I have always liked to write stories, ever since I could put together a sentence. My family likes to remind me of my first series of short stories (written in 2nd grade I think) about the family dog. They chronicled his adventures, going to the vet, falling in love, getting a flea dip, stuff like that.

I continued writing stories through elementary school, middle school and high school. I filled notebooks, note pads and journals with half finished short stories and attempts at novels.
I stopped writing in my early 20's. Things got busy. I didn't put pen to paper unless it was to take notes or fill out forms. I still read like it was going out of style, but I was done writing. When I tried to start again several years later, I couldn't bring any ideas to the party. I could barely compose a comprehensive sentence. It was like learning to walk again.

Now I'm in my 30's, a mother, working a job that may not be there next month, and ready to write. I understand now what I have to do. Practice, practice, practice.

Some things I hope to overcome:
  1. Paralyzing fear of rejection-Part of the reason this is a blog and not a real live real-world writing support group is so that I don't have to see the disdain on the reader's face as they peruse my pathetic scribblings. I only have to see it in the comments.
  2. Find my voice-Probably my greatest failing as a writer is how I think a writer should sound. My favorite author is Stephen King. Many a book snob may turn their noses up at him, but he knows how to set a scene and create a character that you care about before he kills them in some gruesome manner. He also spends several chapters just explaining a character's motivations without actually forwarding the plot.
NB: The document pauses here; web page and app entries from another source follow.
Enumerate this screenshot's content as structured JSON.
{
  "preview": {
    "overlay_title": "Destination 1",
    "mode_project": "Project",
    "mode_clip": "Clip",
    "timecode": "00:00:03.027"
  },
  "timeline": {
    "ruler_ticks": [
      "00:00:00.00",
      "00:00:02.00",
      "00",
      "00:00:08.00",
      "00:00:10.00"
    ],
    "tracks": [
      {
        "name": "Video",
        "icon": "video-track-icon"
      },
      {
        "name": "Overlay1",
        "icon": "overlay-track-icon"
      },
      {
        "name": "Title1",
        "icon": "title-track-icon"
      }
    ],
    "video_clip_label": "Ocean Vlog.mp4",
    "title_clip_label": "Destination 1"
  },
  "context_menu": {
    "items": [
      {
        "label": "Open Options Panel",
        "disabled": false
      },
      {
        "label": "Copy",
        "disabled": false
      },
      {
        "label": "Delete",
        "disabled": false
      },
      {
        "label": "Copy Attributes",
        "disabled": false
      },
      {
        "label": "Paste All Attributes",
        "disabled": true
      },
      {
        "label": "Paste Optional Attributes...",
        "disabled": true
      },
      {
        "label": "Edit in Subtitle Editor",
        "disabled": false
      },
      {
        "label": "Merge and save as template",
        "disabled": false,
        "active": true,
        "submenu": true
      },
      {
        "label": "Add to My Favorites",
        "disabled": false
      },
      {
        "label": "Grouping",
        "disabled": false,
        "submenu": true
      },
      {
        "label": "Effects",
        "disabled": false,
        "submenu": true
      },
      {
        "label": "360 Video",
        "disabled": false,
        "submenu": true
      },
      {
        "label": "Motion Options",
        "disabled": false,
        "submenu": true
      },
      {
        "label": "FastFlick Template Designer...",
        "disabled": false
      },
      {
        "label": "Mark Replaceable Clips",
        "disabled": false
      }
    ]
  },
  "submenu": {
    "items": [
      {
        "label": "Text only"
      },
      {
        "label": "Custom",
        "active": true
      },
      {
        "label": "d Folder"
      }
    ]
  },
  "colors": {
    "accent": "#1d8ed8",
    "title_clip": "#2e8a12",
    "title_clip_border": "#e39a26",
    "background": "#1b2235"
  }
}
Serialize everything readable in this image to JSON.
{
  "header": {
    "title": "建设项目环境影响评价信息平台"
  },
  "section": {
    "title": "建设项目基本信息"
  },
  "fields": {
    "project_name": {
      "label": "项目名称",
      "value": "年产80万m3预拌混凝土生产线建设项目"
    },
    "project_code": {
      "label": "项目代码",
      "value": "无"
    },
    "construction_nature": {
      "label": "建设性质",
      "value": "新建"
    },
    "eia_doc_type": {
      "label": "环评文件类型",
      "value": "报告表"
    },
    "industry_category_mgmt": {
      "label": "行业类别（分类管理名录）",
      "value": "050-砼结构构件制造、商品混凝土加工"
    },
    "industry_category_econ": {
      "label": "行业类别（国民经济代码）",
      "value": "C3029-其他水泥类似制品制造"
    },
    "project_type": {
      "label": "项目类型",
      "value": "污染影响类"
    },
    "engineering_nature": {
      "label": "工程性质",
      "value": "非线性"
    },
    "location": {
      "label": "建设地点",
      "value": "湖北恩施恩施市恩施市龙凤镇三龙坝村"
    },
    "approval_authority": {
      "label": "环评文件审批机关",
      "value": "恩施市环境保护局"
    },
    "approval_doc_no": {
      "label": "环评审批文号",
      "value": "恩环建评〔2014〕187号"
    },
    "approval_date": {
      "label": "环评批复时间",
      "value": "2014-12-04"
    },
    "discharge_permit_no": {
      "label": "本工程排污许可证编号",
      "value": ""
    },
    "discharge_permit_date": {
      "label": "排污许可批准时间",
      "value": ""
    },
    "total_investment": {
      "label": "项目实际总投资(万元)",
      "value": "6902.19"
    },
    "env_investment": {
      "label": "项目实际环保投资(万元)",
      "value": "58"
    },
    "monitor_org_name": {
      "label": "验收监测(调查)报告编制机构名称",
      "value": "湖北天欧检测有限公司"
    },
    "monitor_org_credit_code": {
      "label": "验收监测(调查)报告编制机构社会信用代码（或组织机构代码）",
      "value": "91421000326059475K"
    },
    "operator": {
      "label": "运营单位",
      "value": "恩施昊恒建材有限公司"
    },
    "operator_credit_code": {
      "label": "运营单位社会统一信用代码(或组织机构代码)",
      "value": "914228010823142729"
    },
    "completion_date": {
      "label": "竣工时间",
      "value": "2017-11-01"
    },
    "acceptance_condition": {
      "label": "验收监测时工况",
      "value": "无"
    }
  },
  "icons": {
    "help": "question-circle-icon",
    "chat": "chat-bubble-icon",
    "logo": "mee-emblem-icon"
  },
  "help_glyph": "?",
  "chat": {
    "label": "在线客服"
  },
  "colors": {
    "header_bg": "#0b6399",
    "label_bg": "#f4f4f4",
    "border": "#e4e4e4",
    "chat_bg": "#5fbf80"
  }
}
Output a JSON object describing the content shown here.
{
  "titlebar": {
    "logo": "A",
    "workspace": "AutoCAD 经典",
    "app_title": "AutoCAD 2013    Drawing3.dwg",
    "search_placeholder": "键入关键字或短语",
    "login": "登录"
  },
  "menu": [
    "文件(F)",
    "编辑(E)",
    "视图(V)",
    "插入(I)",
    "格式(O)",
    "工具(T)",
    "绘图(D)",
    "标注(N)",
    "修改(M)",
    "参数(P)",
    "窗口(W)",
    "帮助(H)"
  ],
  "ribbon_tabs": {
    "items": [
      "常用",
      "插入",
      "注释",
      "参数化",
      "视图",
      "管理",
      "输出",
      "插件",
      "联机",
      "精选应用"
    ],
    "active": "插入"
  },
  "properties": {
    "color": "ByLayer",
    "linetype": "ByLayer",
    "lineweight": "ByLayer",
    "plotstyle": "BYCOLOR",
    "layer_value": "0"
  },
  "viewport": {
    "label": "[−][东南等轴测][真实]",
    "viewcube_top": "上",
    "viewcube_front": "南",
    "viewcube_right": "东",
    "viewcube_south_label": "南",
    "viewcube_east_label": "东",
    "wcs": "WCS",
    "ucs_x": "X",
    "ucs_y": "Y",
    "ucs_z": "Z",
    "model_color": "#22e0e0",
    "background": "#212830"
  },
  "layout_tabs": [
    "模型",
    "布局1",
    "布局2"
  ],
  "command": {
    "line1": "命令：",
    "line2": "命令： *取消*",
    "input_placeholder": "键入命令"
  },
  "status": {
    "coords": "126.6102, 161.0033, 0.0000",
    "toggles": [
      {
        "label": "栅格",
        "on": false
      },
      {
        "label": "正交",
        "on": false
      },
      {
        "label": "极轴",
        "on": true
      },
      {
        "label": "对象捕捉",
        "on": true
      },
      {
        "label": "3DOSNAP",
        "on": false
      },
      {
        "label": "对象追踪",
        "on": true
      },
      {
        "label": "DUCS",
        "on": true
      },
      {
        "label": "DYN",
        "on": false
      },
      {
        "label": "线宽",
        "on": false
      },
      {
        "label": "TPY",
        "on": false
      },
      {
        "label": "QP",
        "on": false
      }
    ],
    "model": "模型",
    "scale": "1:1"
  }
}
I do not have the time, money, talent or name brand to waste on such, and when I reread something I've written in the style of Stephen King it's just terrible. So, as this bullet point makes plainly clear, I need to learn to get more bang for my word count buck.
  3. Time Management-I have to make myself find time to write.
  4. Write for me, not an audience-If I can just pretend that no one will ever read what I write, I might be able to get past the first 3 points.
If you stick around I hope to work through the writing process, starting with some short stories and general grumblings. My plan is to write something at least once a week, and post every Sunday if not more often.

For anyone who followed me here from Completely Unoriginal Thoughts and prefer general light randomness, I'm keeping that site open as well.  I might not post consistently for a few weeks, but I'm sure there is plenty of stuff in my head to keep both blogs going.